German poets to know and love.

Celan

1920 - 1970

A Romanian who wrote in German, Paul Celan was a great poet of the Holocaust.

Goethe

1749-1832

In addition to his great work founded on the traditions of German culture and folklore, he was strongly influenced by Latin poets and poetry, especially following a visit to Rome which made a deep impression on him in the 1780s.

Roman Elegies XI

The Poet’s study

For you, O Graces

Goethe's study's classical décor

An den Mond

Füllest wieder Busch und Tal

Goethe to the Moon

Es war ein König in Thule

Es war ein König in Thule

Love and loyalty from Goethe's Faust

Rilke

1875 - 1926

The poetry of Rilke, a German-language poet, 1876 - 1926, was strongly introspective and included examination of how individuals can relate to transcendent issues such as death and the godhead.
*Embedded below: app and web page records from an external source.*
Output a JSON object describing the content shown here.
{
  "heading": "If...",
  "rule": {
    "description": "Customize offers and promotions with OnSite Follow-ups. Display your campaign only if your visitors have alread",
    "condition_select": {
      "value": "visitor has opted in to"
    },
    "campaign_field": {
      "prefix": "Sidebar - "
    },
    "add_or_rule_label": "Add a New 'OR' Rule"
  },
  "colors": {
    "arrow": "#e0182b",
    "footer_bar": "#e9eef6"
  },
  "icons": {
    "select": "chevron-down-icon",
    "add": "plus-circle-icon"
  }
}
Der Schwan (The Swan)

Diese Mühsal, durch noch Ungetanes

Rilke sees a metaphor for life and death in the swan on land and on water.

Schiller

1759 - 1805

Friedrich von Schiller, 1759 - 1805, the great contemporary of Goethe, wrote a first-rate translation of Books 2 and 4 of Virgil's Aeneid, covering the fall of Troy and Aeneas's love-affair with Dido.

Aeneid Book 2 in Schiller's German translation, stanzas 6 - 9

Laocoon’s warning

Mit Staunen weilt der überraschte Blick

Laocoon's warning

Schiller's version of the Aeneid, Book 2, stanzas 35 - 39

Friedrich Schiller recounts the death of Laocoon

Jetzt aber stellt sich den entsetzten Blicken

Friedrich Schiller recounts the death of Laocoon

Aeneid Book 2 in Schiller's German translation, stanzas 50 - 53

Aeneas is visited by Hector’s ghost

O sprich, und welcher Frevel durft’ es wagen,

In Schiller's German version, the fall of Troy has begun.

Aeneid Book 2 in Schiller's German translation, stanzas 95 - 97

Schiller’s death of Priam

So, wahrlich, hielt’s mit seinem Feinde nicht

Schiller's translation of the death of Priam

Aeneid Book 4 in Schiller's German translation, stanzas 24 - 31

A royal affair begins

Indeß war Eos leuchtendes Gespann

The royal affair begins

Aeneis 4, 67 - 72

Schiller tells of Dido’s anguish

Längst hatte sie, indem er sprach, den Rücken

Dido's complaint to Aeneas, by Schiller

Aeneid Book 4 in Schiller's German translation, stanzas 73 - 75

Aeneas prepares to leave Carthage

Wie feurig auch der Menschliche sich sehnt

The Trojans prepare to sail from Carthage.

Aeneid Book 4 in Schiller's German translation, stanzas 125 - 128

Schiller describes the last of Dido

Sie ruft's, und steht schon oben auf den Stufen

Schiller describes Dido's final end